The reduction in free spending across Guyana is partly due to the role that illicit drugs and other illegal activities played in creating a parallel economy, Finance Minister Winston Jordan has said.
With the support of the coalition government Guyana’s security agencies, particularly the Customs Anti – Narcotic Unit (CANU), have upped the fight against the flow of drugs in and out of Guyana and have been making considerable interceptions.
During a recent interview with the Government Information Agency (GINA), Minister Jordan reflected on the economy over the last year and reasoned that the reduction in free spending was partly due to the reduction in narcotics trafficking.
“So the more that you go after that, and the more it will miniaturize, that is the less free spending you will see… it’s going to take a time for the economy to get comfortable with that, but in the meanwhile we will be putting other incentives to stimulate growth in the economy, but one good thing we can say, the economy will grow,” Jordan said.
The minister projects economic growth, but hastened to point out that Guyana is not on track to achieve a 7 percent (%) growth in the medium-term. “We are not going to grow by 7% if we continue to do the same things we were doing 50 years ago. To achieve such growth; the country needs to move from the “tripod” of rice, sugar and bauxite which it depended on for the last five decades with gold added to this mix. The country needs to focus on adding value to its commodities, by taking production to the tertiary level, diversifying agriculture, and modernising productive methods,” Jordan posited.

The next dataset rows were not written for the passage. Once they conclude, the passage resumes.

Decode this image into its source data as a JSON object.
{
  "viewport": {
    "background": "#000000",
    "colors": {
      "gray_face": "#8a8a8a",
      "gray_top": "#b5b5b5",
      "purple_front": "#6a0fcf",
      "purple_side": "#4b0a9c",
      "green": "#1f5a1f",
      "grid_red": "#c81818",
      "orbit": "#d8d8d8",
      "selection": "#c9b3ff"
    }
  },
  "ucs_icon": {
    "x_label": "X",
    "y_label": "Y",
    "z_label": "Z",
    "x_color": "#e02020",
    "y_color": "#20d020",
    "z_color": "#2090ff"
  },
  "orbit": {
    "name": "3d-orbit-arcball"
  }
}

He said it should also be expected that the earnings from bauxite would be affected by a sluggish global economy and opined that Guyana has to make better use of its gold including adding value.
“We necessarily can’t control the ones that are being done by the multilateral agencies, but we can entice them to do another stage of the gold, gold bars for example might be good, coins …” he suggested.
Turning his attention to new industries, the minister said it is necessary to have fresh industries coming on stream and cautioned against getting too excited about petroleum exploitation.
“We ought not to get ourselves way ahead of that. We have existing areas that new industries farmed out, particularly in the services sector.
To get the services sector going, people have to be trained and adapted to what the market wants,” he noted. Oil exploration is currently ongoing offshore Guyana with significant oil deposits discovered last year.